Work required: Gather each line containing the string "subhead" from these entries.

───── The data ─────

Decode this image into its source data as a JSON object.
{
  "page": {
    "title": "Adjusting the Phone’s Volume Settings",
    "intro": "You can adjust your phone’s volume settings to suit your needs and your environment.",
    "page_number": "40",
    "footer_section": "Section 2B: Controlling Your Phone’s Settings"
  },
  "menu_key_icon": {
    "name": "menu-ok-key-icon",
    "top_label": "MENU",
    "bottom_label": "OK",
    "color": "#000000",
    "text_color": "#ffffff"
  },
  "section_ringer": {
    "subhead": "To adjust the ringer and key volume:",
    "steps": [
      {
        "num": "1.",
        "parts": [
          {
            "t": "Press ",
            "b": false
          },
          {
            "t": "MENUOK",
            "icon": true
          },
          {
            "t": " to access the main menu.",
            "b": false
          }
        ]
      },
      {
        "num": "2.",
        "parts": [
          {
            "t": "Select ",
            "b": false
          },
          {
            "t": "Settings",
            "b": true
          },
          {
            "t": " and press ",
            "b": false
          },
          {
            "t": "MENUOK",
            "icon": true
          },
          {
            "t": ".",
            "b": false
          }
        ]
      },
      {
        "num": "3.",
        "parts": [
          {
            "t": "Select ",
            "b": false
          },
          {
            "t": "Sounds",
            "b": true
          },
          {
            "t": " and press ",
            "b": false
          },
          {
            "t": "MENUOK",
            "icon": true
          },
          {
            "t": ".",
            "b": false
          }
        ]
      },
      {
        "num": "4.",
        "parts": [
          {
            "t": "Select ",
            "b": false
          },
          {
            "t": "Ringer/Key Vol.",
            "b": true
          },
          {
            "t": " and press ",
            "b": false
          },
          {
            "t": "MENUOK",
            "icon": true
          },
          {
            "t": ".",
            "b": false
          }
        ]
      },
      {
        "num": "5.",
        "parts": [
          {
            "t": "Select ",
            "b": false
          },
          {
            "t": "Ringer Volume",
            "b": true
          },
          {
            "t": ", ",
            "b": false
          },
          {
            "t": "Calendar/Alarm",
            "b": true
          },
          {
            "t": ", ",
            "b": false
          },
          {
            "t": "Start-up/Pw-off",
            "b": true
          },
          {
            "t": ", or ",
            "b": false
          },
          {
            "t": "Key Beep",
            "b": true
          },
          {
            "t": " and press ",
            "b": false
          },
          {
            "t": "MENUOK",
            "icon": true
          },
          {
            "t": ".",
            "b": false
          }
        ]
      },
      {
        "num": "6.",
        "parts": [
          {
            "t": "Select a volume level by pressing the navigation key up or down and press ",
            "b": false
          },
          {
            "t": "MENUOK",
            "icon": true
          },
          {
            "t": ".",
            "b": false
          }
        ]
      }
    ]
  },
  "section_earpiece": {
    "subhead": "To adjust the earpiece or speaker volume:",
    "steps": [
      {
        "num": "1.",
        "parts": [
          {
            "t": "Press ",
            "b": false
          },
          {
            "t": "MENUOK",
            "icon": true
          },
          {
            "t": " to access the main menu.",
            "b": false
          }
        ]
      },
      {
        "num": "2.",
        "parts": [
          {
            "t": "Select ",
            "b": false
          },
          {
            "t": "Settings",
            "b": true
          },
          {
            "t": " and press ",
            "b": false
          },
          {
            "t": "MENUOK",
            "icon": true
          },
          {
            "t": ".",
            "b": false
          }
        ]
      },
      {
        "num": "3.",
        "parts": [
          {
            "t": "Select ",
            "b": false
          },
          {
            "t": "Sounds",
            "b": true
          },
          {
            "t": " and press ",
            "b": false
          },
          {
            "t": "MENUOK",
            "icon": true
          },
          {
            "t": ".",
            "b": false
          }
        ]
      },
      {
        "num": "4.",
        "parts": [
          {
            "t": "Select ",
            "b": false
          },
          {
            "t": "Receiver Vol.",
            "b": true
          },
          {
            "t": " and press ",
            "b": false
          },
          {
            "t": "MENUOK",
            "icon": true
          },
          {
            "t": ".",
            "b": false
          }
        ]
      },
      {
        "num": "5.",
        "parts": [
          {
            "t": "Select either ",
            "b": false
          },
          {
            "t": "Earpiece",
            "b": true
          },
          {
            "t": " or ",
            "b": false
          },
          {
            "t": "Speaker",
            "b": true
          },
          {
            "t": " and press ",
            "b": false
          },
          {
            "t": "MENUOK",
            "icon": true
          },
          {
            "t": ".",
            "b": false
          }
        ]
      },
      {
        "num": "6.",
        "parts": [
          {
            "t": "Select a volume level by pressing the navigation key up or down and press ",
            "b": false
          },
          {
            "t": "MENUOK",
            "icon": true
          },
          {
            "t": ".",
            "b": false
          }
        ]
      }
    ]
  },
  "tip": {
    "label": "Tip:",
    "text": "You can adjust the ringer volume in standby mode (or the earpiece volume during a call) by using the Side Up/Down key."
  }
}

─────

Exercise answer:
    "subhead": "To adjust the ringer and key volume:",
    "subhead": "To adjust the earpiece or speaker volume:",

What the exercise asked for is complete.